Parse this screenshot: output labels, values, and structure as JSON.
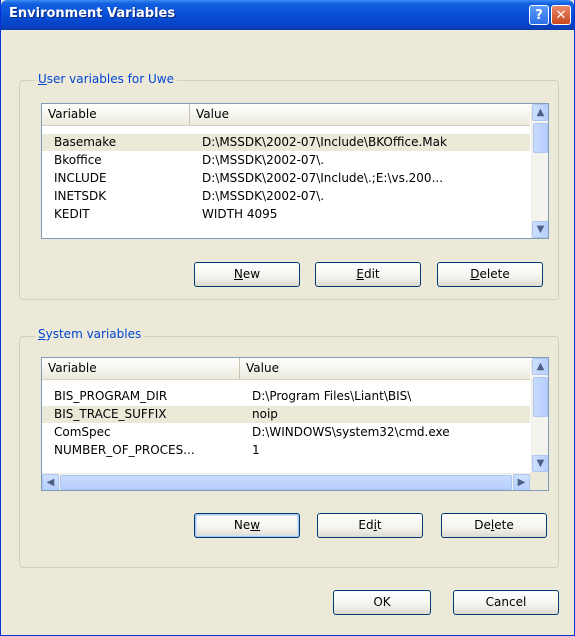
{
  "window": {
    "title": "Environment Variables"
  },
  "titlebar_buttons": {
    "help": "?",
    "close": "✕"
  },
  "user_group": {
    "label_prefix": "",
    "label_accel": "U",
    "label_rest": "ser variables for Uwe",
    "columns": [
      "Variable",
      "Value"
    ],
    "rows": [
      {
        "variable": "Basemake",
        "value": "D:\\MSSDK\\2002-07\\Include\\BKOffice.Mak",
        "selected": true
      },
      {
        "variable": "Bkoffice",
        "value": "D:\\MSSDK\\2002-07\\.",
        "selected": false
      },
      {
        "variable": "INCLUDE",
        "value": "D:\\MSSDK\\2002-07\\Include\\.;E:\\vs.200...",
        "selected": false
      },
      {
        "variable": "INETSDK",
        "value": "D:\\MSSDK\\2002-07\\.",
        "selected": false
      },
      {
        "variable": "KEDIT",
        "value": "WIDTH 4095",
        "selected": false
      }
    ],
    "buttons": {
      "new_accel": "N",
      "new_rest": "ew",
      "edit_pre": "",
      "edit_accel": "E",
      "edit_rest": "dit",
      "delete_accel": "D",
      "delete_rest": "elete"
    }
  },
  "system_group": {
    "label_accel": "S",
    "label_rest": "ystem variables",
    "columns": [
      "Variable",
      "Value"
    ],
    "rows": [
      {
        "variable": "BIS_PROGRAM_DIR",
        "value": "D:\\Program Files\\Liant\\BIS\\",
        "selected": false
      },
      {
        "variable": "BIS_TRACE_SUFFIX",
        "value": "noip",
        "selected": true
      },
      {
        "variable": "ComSpec",
        "value": "D:\\WINDOWS\\system32\\cmd.exe",
        "selected": false
      },
      {
        "variable": "NUMBER_OF_PROCES...",
        "value": "1",
        "selected": false
      }
    ],
    "buttons": {
      "new_pre": "Ne",
      "new_accel": "w",
      "new_rest": "",
      "edit_pre": "Ed",
      "edit_accel": "i",
      "edit_rest": "t",
      "delete_pre": "De",
      "delete_accel": "l",
      "delete_rest": "ete"
    }
  },
  "dialog_buttons": {
    "ok": "OK",
    "cancel": "Cancel"
  },
  "scroll_glyphs": {
    "up": "▲",
    "down": "▼",
    "left": "◀",
    "right": "▶"
  }
}
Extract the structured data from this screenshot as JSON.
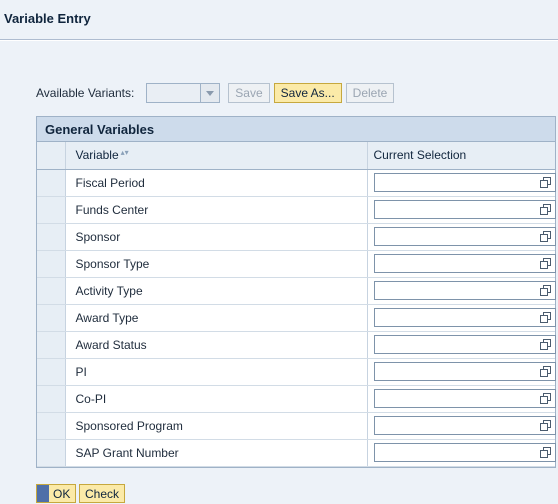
{
  "window": {
    "title": "Variable Entry"
  },
  "variants": {
    "label": "Available Variants:",
    "selected": "",
    "save_label": "Save",
    "save_as_label": "Save As...",
    "delete_label": "Delete"
  },
  "table": {
    "title": "General Variables",
    "columns": {
      "variable": "Variable",
      "current_selection": "Current Selection"
    },
    "sort_icon": "sort-icon",
    "rows": [
      {
        "variable": "Fiscal Period",
        "value": ""
      },
      {
        "variable": "Funds Center",
        "value": ""
      },
      {
        "variable": "Sponsor",
        "value": ""
      },
      {
        "variable": "Sponsor Type",
        "value": ""
      },
      {
        "variable": "Activity Type",
        "value": ""
      },
      {
        "variable": "Award Type",
        "value": ""
      },
      {
        "variable": "Award Status",
        "value": ""
      },
      {
        "variable": "PI",
        "value": ""
      },
      {
        "variable": "Co-PI",
        "value": ""
      },
      {
        "variable": "Sponsored Program",
        "value": ""
      },
      {
        "variable": "SAP Grant Number",
        "value": ""
      }
    ]
  },
  "footer": {
    "ok_label": "OK",
    "check_label": "Check"
  },
  "colors": {
    "accent_button": "#fbeaa8",
    "panel_bg": "#edf2f8",
    "header_bg": "#cddbeb"
  },
  "icons": {
    "value_help": "copy-icon",
    "dropdown": "chevron-down-icon"
  }
}
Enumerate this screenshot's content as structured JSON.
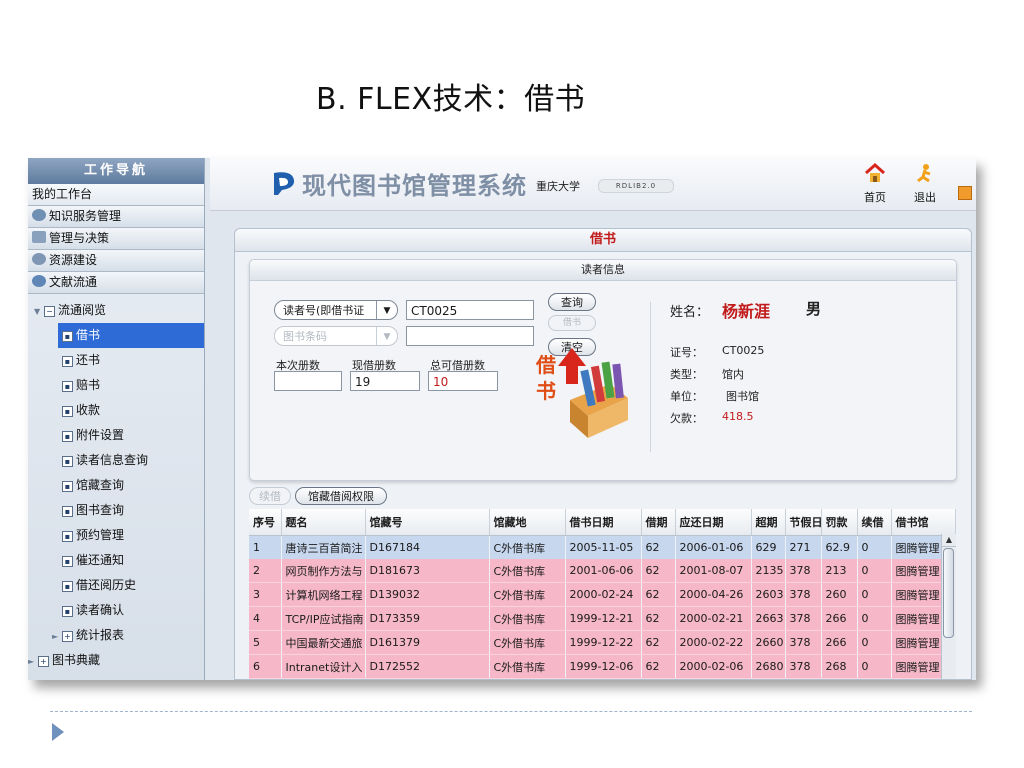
{
  "slide": {
    "title": "B. FLEX技术：借书"
  },
  "sidebar": {
    "header": "工作导航",
    "sections": [
      "我的工作台",
      "知识服务管理",
      "管理与决策",
      "资源建设",
      "文献流通"
    ],
    "tree": {
      "group": "流通阅览",
      "items": [
        "借书",
        "还书",
        "赔书",
        "收款",
        "附件设置",
        "读者信息查询",
        "馆藏查询",
        "图书查询",
        "预约管理",
        "催还通知",
        "借还阅历史",
        "读者确认"
      ],
      "selected": "借书",
      "stats": "统计报表",
      "collection": "图书典藏"
    }
  },
  "header": {
    "system_title": "现代图书馆管理系统",
    "university": "重庆大学",
    "version": "RDLIB2.0",
    "home_label": "首页",
    "logout_label": "退出"
  },
  "panel": {
    "title": "借书",
    "reader_info_title": "读者信息",
    "reader_type_select": "读者号(即借书证",
    "reader_id_value": "CT0025",
    "barcode_select": "图书条码",
    "barcode_value": "",
    "query_button": "查询",
    "borrow_button": "借书",
    "clear_button": "清空",
    "count_labels": {
      "this_time": "本次册数",
      "current": "现借册数",
      "total": "总可借册数"
    },
    "count_values": {
      "this_time": "",
      "current": "19",
      "total": "10"
    },
    "books_caption_1": "借",
    "books_caption_2": "书",
    "reader": {
      "name_label": "姓名：",
      "name": "杨新涯",
      "gender": "男",
      "card_label": "证号：",
      "card": "CT0025",
      "type_label": "类型：",
      "type": "馆内",
      "unit_label": "单位：",
      "unit": "图书馆",
      "debt_label": "欠款：",
      "debt": "418.5"
    },
    "renew_button": "续借",
    "permission_button": "馆藏借阅权限"
  },
  "table": {
    "columns": [
      "序号",
      "题名",
      "馆藏号",
      "馆藏地",
      "借书日期",
      "借期",
      "应还日期",
      "超期",
      "节假日",
      "罚款",
      "续借",
      "借书馆"
    ],
    "rows": [
      [
        "1",
        "唐诗三百首简注",
        "D167184",
        "C外借书库",
        "2005-11-05",
        "62",
        "2006-01-06",
        "629",
        "271",
        "62.9",
        "0",
        "图腾管理"
      ],
      [
        "2",
        "网页制作方法与",
        "D181673",
        "C外借书库",
        "2001-06-06",
        "62",
        "2001-08-07",
        "2135",
        "378",
        "213",
        "0",
        "图腾管理"
      ],
      [
        "3",
        "计算机网络工程",
        "D139032",
        "C外借书库",
        "2000-02-24",
        "62",
        "2000-04-26",
        "2603",
        "378",
        "260",
        "0",
        "图腾管理"
      ],
      [
        "4",
        "TCP/IP应试指南",
        "D173359",
        "C外借书库",
        "1999-12-21",
        "62",
        "2000-02-21",
        "2663",
        "378",
        "266",
        "0",
        "图腾管理"
      ],
      [
        "5",
        "中国最新交通旅",
        "D161379",
        "C外借书库",
        "1999-12-22",
        "62",
        "2000-02-22",
        "2660",
        "378",
        "266",
        "0",
        "图腾管理"
      ],
      [
        "6",
        "Intranet设计入",
        "D172552",
        "C外借书库",
        "1999-12-06",
        "62",
        "2000-02-06",
        "2680",
        "378",
        "268",
        "0",
        "图腾管理"
      ]
    ]
  },
  "colors": {
    "accent_red": "#c21b1b",
    "selection_blue": "#2f6bd6",
    "overdue_pink": "#f6b8c9",
    "first_row_blue": "#c7d7ee"
  }
}
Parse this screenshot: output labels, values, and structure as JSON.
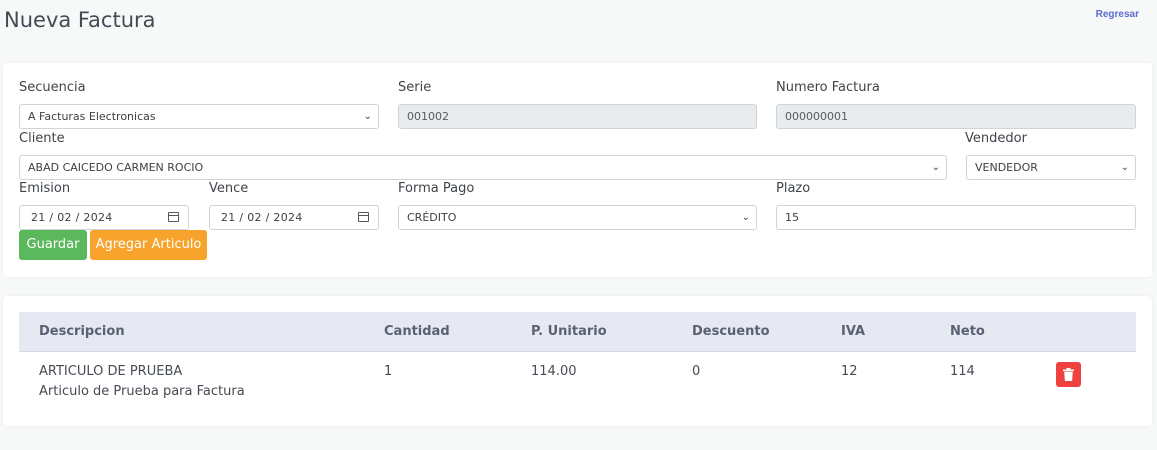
{
  "page": {
    "title": "Nueva Factura",
    "back_link": "Regresar"
  },
  "form": {
    "secuencia": {
      "label": "Secuencia",
      "value": "A Facturas Electronicas"
    },
    "serie": {
      "label": "Serie",
      "value": "001002"
    },
    "numero_factura": {
      "label": "Numero Factura",
      "value": "000000001"
    },
    "cliente": {
      "label": "Cliente",
      "value": "ABAD CAICEDO CARMEN ROCIO"
    },
    "vendedor": {
      "label": "Vendedor",
      "value": "VENDEDOR"
    },
    "emision": {
      "label": "Emision",
      "value": "21 / 02 / 2024"
    },
    "vence": {
      "label": "Vence",
      "value": "21 / 02 / 2024"
    },
    "forma_pago": {
      "label": "Forma Pago",
      "value": "CRÉDITO"
    },
    "plazo": {
      "label": "Plazo",
      "value": "15"
    },
    "buttons": {
      "guardar": "Guardar",
      "agregar": "Agregar Articulo"
    }
  },
  "table": {
    "headers": [
      "Descripcion",
      "Cantidad",
      "P. Unitario",
      "Descuento",
      "IVA",
      "Neto"
    ],
    "rows": [
      {
        "name": "ARTICULO DE PRUEBA",
        "description": "Articulo de Prueba para Factura",
        "cantidad": "1",
        "p_unitario": "114.00",
        "descuento": "0",
        "iva": "12",
        "neto": "114"
      }
    ]
  },
  "colors": {
    "save_button": "#5cb85c",
    "add_button": "#f7a32c",
    "delete_button": "#f04141",
    "link": "#5b6bd1"
  },
  "icons": {
    "delete": "trash-icon",
    "date": "calendar-icon",
    "select": "chevron-down-icon"
  }
}
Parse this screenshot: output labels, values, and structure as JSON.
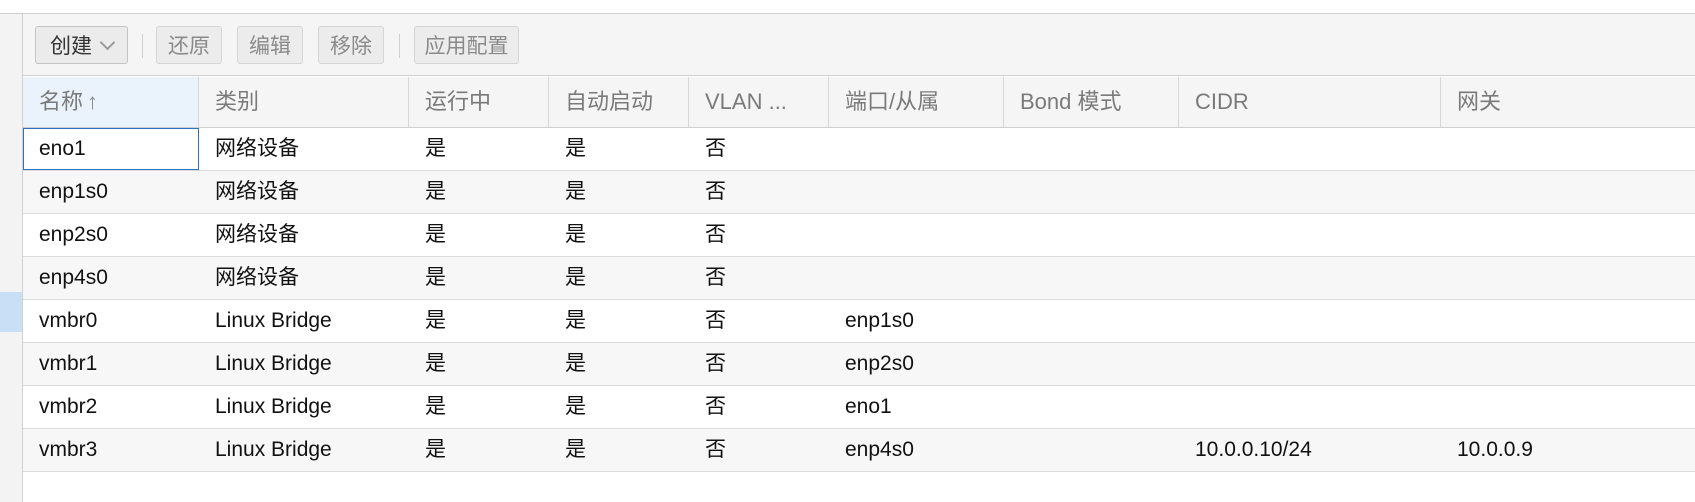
{
  "toolbar": {
    "create_label": "创建",
    "revert_label": "还原",
    "edit_label": "编辑",
    "remove_label": "移除",
    "apply_label": "应用配置"
  },
  "columns": [
    "名称",
    "类别",
    "运行中",
    "自动启动",
    "VLAN ...",
    "端口/从属",
    "Bond 模式",
    "CIDR",
    "网关"
  ],
  "sort": {
    "column": "名称",
    "direction": "ascending",
    "arrow": "↑"
  },
  "rows": [
    [
      "eno1",
      "网络设备",
      "是",
      "是",
      "否",
      "",
      "",
      "",
      ""
    ],
    [
      "enp1s0",
      "网络设备",
      "是",
      "是",
      "否",
      "",
      "",
      "",
      ""
    ],
    [
      "enp2s0",
      "网络设备",
      "是",
      "是",
      "否",
      "",
      "",
      "",
      ""
    ],
    [
      "enp4s0",
      "网络设备",
      "是",
      "是",
      "否",
      "",
      "",
      "",
      ""
    ],
    [
      "vmbr0",
      "Linux Bridge",
      "是",
      "是",
      "否",
      "enp1s0",
      "",
      "",
      ""
    ],
    [
      "vmbr1",
      "Linux Bridge",
      "是",
      "是",
      "否",
      "enp2s0",
      "",
      "",
      ""
    ],
    [
      "vmbr2",
      "Linux Bridge",
      "是",
      "是",
      "否",
      "eno1",
      "",
      "",
      ""
    ],
    [
      "vmbr3",
      "Linux Bridge",
      "是",
      "是",
      "否",
      "enp4s0",
      "",
      "10.0.0.10/24",
      "10.0.0.9"
    ]
  ],
  "colors": {
    "focus_border": "#2a72c4",
    "sorted_header_bg": "#eaf2fb",
    "selection_marker": "#c8dff5"
  }
}
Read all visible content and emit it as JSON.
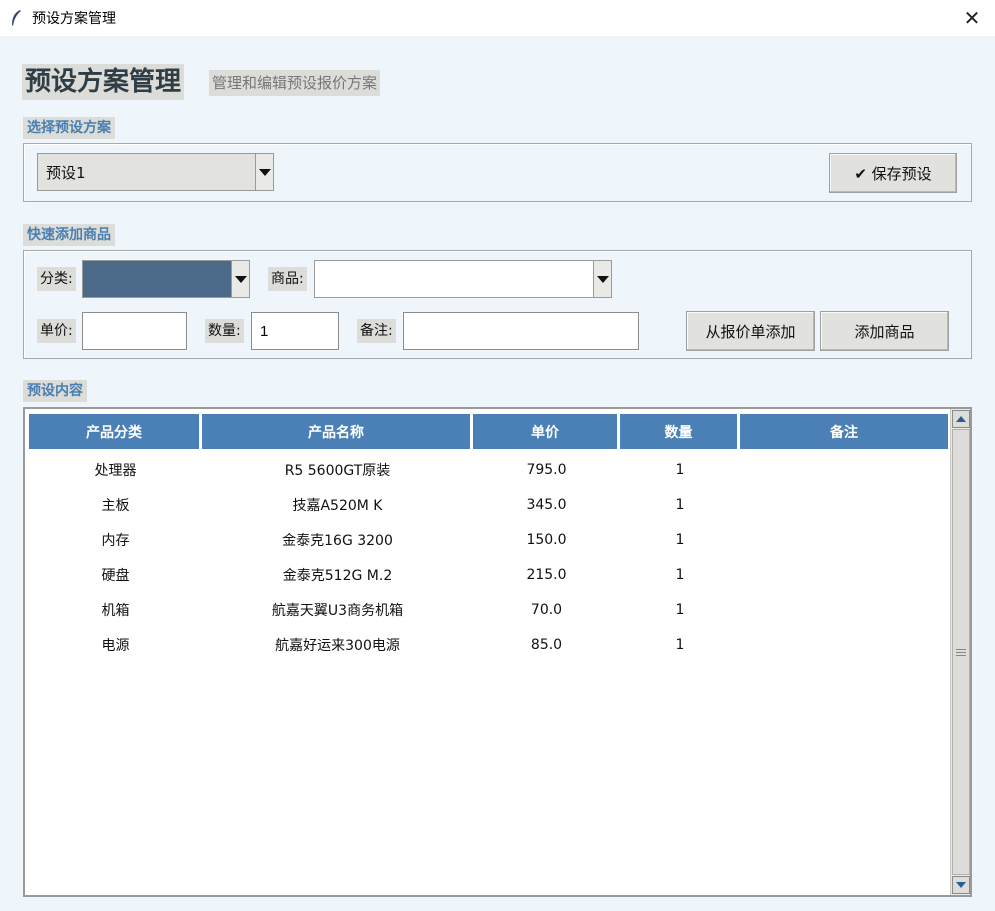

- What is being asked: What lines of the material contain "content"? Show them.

- Finished exercise:
Enumerate this screenshot's content as structured JSON.
Read all visible content and emit it as JSON.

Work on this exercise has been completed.